Now, with the chatter of Italian around me and the winter sun gleaming through the train window, my pre-date nerves settled and I wondered why I'd been worried. Like many Mediterranean cities, the outskirts of Rome are dominated by low-level warehouses, sprawling outlets, scrubby grassland and restaurants that look vaguely run down. But my excitement increased as I got my first view of the city.
As I emerged from the gloom of the metro into Piazza di Spagna, I was engulfed by the fairy-lit splendour of Rome in full swing.
Thronging with tourists, the recently cleaned marble of the Spanish Steps gleamed white in the late afternoon light. Olive-green garlands framed the doorways of the designer shops lining the square and twinkling strands of white and yellow lights lit the way along Via dei Condotti, Via del Babuino and Via Margutta.
Checking into my hotel, I set about getting ready for the evening's adventures. Lorenzo wasn't from Rome, so I was to be the guide for our second date. Greeting each other in Piazza del Popolo, we were enveloped by the cheerful bustle of a Friday evening and chatted easily as we wandered along Via del Babuino. Stopping at Caffè Canova, a quirky restaurant housed in the 19th-century workshop of sculptor Antonio Canova, we squeezed past the life-size equestrian sculpture guarding the entranceway and settled at a table.
Flanked by several imposing busts, and with just a few fellow diners around us, the atmosphere was austere yet pleasant, and I gave myself a mental pat on the back for showing Lorenzo something that, although slightly kitsch, was a memorable place for a quick drink and a crostini or two.
One glass of wine turned to two, aperitivo turned to dinner, and I learnt more about Lorenzo's job, family and ambitions. Entertaining though it was, by the time we walked back towards the now quiet Piazza di Spagna, I suspected that our attraction was more amici than amore, so I was surprised when Lorenzo asked me for coffee again the following day.
That afternoon we joined the buzzing throng of Italians enjoying an afternoon stroll - a ritual known as la passeggiata. A chance to see and be seen, well-dressed couples and families filled the streets, adding to the festive atmosphere. In the twilight, we followed the steady stream of people up Via del Corso to Palazzo Chigi, seat of the Italian government.
Street lamps glowed warmly against fading terracotta, the chatter of shoppers spilling from shop doorways as we made our way past the Pantheon towards Piazza Navona.
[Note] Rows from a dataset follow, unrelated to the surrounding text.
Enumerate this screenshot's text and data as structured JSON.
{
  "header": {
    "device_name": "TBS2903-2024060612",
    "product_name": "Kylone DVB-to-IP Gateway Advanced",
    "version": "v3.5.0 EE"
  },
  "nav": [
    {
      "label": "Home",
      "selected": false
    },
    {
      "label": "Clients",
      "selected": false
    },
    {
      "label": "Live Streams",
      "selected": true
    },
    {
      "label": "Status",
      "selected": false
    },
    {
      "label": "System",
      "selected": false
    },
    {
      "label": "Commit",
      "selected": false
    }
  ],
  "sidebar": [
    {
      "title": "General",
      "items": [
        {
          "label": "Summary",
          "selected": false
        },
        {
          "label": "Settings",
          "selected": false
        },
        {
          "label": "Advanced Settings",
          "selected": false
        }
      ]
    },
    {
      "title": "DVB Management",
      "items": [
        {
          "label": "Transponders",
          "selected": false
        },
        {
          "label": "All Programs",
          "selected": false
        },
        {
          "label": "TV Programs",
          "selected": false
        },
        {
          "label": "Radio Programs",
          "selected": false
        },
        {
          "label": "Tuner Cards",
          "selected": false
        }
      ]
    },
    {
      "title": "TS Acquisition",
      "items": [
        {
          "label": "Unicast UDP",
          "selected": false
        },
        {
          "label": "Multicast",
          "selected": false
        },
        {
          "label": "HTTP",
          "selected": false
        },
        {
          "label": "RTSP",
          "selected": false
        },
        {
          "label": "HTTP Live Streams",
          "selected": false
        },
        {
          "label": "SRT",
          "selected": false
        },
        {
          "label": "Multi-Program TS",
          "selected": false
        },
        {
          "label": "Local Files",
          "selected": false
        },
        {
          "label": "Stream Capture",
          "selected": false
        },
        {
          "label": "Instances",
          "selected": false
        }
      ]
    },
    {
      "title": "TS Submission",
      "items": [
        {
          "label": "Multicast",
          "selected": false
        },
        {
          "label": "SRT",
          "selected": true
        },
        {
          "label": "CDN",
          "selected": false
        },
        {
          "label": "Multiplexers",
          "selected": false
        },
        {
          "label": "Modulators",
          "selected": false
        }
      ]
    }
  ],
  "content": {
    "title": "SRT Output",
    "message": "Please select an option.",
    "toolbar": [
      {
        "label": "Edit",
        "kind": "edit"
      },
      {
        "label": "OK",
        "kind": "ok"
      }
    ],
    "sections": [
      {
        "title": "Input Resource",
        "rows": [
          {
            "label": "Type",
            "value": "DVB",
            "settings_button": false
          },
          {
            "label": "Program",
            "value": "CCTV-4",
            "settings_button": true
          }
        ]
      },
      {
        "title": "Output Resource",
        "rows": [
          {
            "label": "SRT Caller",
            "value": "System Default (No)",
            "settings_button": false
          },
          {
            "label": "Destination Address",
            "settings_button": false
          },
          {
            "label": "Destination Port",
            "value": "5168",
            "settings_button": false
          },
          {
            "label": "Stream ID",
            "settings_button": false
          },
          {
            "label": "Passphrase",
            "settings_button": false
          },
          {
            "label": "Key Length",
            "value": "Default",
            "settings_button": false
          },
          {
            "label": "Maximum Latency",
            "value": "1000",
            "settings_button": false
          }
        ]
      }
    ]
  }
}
One of Rome's most recognisable squares, the gaudy lights and music of a festive carousel did nothing to dampen its beauty.
Stopping at Bar del Fico, a pretty café situated a stone's throw from the piazza, I asked Lorenzo what he thought of TourBar. He confided that he had chatted with a few women, but almost all were in locations that he was unlikely to visit anytime soon.
In some ways, my own experience was similar. Despite swapping messages with a few men from Europe, the vast majority of users who contacted me were from India, Egypt, Turkey or the UAE, locations I had no plans to visit in the near future.
The forward tone of some of the messages I received did little to convince me otherwise.
Take Umit for example, a business man 12 years my senior. Bypassing the traditional forms of first contact such as "hello" and "how are you?", he left me in no doubt as to his intentions with this delightful opening gambit: "I want to invite you to Munich. If you accept, I can organise everything from plane tickets to five-star hotels. You ask for what and I can tell you for joy and passion. I know my age but please [know] that only a mature man can give you that queen feeling."
At the end of our date, Lorenzo leaned in for a kiss... on the cheek. Although our meet-ups had been enlightening, I couldn't help but feel that discussing the app so openly had killed any romantic potential there may have been. The feeling, it seemed, was mutual.
That evening I met with Luigi, an old friend from Rome, and our talk drifted to relationships. When I suggested he try a dating app he stared at me. "Why would I do that?"
"Erm..." I replied, slightly befuddled, "so you can go on dates and meet someone new."
"Sarah, I'm Italian. If I want a girlfriend, I'll just go out and find one." When it comes to romance, it seems Rome is doing just fine on its own.